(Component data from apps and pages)
◇ ◇ ◇ ◇ ◇ ◇ ◇

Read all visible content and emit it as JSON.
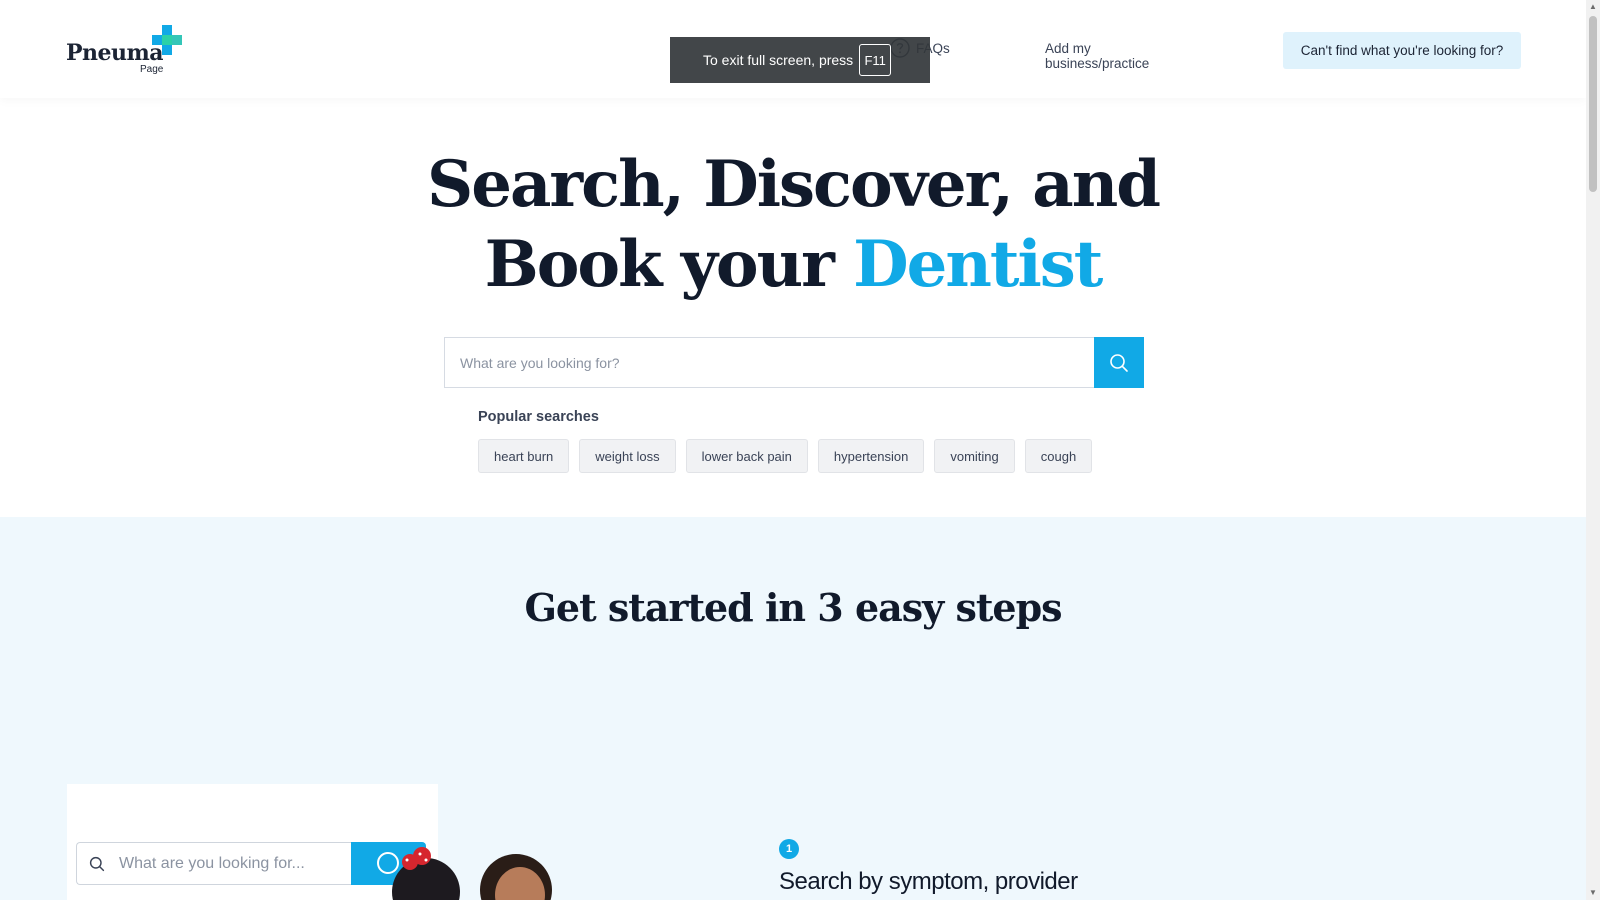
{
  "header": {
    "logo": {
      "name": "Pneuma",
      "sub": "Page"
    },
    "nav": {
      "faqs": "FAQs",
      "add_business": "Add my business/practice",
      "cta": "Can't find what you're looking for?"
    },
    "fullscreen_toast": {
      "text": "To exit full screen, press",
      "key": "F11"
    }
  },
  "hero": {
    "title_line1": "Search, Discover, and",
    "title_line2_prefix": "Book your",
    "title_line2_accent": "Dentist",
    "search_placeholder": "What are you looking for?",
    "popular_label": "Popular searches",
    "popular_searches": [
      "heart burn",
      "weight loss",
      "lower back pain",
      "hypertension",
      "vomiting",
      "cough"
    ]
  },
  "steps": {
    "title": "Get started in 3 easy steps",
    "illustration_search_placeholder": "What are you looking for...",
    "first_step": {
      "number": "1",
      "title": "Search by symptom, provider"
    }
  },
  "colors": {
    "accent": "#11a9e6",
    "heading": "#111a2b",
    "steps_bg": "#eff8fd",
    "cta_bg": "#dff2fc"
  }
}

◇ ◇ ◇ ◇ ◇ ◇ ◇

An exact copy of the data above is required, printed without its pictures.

Answer for the task >>
Read all visible content and emit it as JSON.
{
  "header": {
    "logo": {
      "name": "Pneuma",
      "sub": "Page"
    },
    "nav": {
      "faqs": "FAQs",
      "add_business": "Add my business/practice",
      "cta": "Can't find what you're looking for?"
    },
    "fullscreen_toast": {
      "text": "To exit full screen, press",
      "key": "F11"
    }
  },
  "hero": {
    "title_line1": "Search, Discover, and",
    "title_line2_prefix": "Book your",
    "title_line2_accent": "Dentist",
    "search_placeholder": "What are you looking for?",
    "popular_label": "Popular searches",
    "popular_searches": [
      "heart burn",
      "weight loss",
      "lower back pain",
      "hypertension",
      "vomiting",
      "cough"
    ]
  },
  "steps": {
    "title": "Get started in 3 easy steps",
    "illustration_search_placeholder": "What are you looking for...",
    "first_step": {
      "number": "1",
      "title": "Search by symptom, provider"
    }
  },
  "colors": {
    "accent": "#11a9e6",
    "heading": "#111a2b",
    "steps_bg": "#eff8fd",
    "cta_bg": "#dff2fc"
  }
}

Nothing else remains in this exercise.